A growing hermit crab is always on the lookout for a bigger shell, and when an appropriately sized shelter isn’t readily available, these crustaceans sometimes have to make do with whatever debris they can find on the beach. We have seen hermit crabs using sardine cans, glass bottles, bottle caps, and according to a viral image, even a human skull:
This image shows neither a real hermit crab nor a real human skull, but an art sculpture called “Migratory Soul” that was created by Josh Keyes, who posted it to his Facebook page in July 2015, along with a brief description:
Out of the crashing waves they crawled onto the shore. Hundreds of giant hermit crabs, some encased in rusty appliance and automobile parts, while others found their home in the empty skulls and diving gear of unfortunate crew and passengers. Some stagger under the weight of the peculiar objects on their backs but most scuttle along the shore, looking for food, and occasionally stop to exchange homes with a neighbor. The clack, clang, and clattering sound of bone and metal drifts eerily in the blowing sand.
Keyes has created at least one other hermit crab-based piece. Both “Migratory Soul” (featuring the hermit crab in a human skull) and “The Hermit,” featuring a crustacean in a scuba helmet, are available via Toy Qube:
Nielsen, Victoria. “Crabs Are Resorting to Substituting Shells for Human Waste in Polluted Waters.”
News.com.au. 1 September 2016.
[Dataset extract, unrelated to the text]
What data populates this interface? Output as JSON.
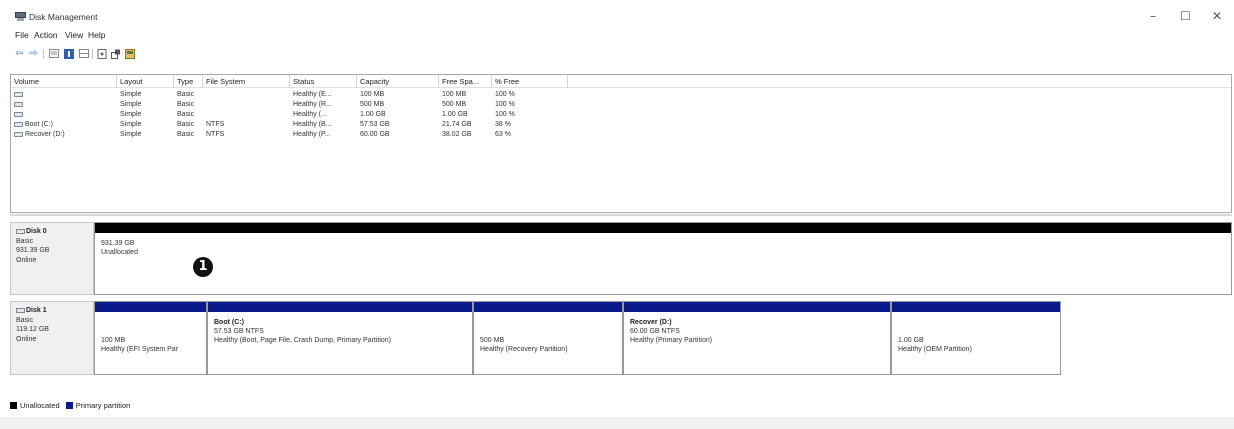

Miller, Shawn. “Crabs With Beach Trash Homes – Okinawa, Japan.”
Okinawa Nature Photography. 19 October 2014.